In the Prime Minister’s Questions on 25 March Boris Johnson agreed that the government intend to achieve parity of support for all UK workers, however, a system which achieves this is particularly difficult for individuals not part of the PAYE system. A Treasury spokesperson has also disclosed that the Chancellor of the Exchequer will announce a package of further support for self-employed individuals on Thursday 26 March. In light of this the proposed amendment requiring the enactment of Statutory Self-employment Pay was withdrawn prior to royal assent on a basis of trust that the government would address the matter appropriately.
Data Protection and Cyber Security

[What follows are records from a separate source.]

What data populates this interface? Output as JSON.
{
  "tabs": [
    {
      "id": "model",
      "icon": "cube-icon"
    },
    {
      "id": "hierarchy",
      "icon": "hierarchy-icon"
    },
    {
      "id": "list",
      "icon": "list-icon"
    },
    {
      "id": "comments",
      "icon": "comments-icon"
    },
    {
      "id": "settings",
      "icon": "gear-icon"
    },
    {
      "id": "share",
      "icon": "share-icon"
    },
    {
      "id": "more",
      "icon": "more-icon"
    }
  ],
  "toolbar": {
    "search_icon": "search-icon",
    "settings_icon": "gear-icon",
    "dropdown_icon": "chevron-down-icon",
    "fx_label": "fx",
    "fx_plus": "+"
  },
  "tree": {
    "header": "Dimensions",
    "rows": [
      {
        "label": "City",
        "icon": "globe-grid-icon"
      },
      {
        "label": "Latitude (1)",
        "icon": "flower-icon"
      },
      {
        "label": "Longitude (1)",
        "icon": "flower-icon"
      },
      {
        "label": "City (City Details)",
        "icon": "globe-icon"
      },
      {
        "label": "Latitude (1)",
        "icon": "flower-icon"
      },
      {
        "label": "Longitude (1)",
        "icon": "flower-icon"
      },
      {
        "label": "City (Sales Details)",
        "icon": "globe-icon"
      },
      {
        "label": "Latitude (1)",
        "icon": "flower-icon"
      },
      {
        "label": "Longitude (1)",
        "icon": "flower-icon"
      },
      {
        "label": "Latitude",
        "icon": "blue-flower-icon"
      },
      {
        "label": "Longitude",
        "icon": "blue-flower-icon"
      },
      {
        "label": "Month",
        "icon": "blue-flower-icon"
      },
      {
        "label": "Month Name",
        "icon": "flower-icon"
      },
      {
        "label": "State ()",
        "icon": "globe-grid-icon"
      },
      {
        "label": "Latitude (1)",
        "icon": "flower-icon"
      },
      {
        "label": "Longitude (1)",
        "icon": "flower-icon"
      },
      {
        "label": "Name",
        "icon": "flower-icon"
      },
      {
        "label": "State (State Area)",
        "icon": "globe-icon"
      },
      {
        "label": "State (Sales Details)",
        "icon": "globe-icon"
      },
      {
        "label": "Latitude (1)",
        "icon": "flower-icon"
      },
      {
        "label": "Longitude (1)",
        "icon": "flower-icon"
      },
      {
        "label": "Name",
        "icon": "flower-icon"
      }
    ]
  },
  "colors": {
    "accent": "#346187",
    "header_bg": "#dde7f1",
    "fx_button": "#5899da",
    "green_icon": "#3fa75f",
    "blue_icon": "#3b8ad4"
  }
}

The ICO have released new guidance based on some of their most frequently asked questions (HERE). The ICO’s overriding concern is that the coronavirus pandemic has led to certain unique challenges for businesses which may affect their ability to adhere to data protection principles. However, rather than reinforce these pressures the new guidance communicates a sense of understanding and support.
The ICO recognise in their guidance that businesses may fall below their usual standards of data protection due to various disruptions and assures that it will not penalise these setbacks provided the business is acting proportionately in the circumstances. Additionally, greater flexibility will apply concerning medical information shared internally which relates to preventing the spread of Coronavirus.
In a similar vein, several concerns have been raised by institutions such as the CBI and the National Cyber Security Centre relating to cyber security. The prevalence of homeworking poses an obvious threat to both the technical and physical protection of work equipment and personal data while exploiting Coronavirus concerns has also become an effective means to coordinate cyber-attacks.
Advice: Both the ICO and the National Cyber Security Centre have technical and cultural guidance on cyber protection while homeworking which employers may find useful. We also recommend employers review their existing data protection and homeworking policies to ensure they cater to the current working realities. If you would like assistance updating or introducing these or any policies, please contact our employment team.
Claire Knowles – Partner
Mark Alaszewski – Associate
Rebecca Mahon – Solicitor
Adam McGlynn – Trainee Solicitor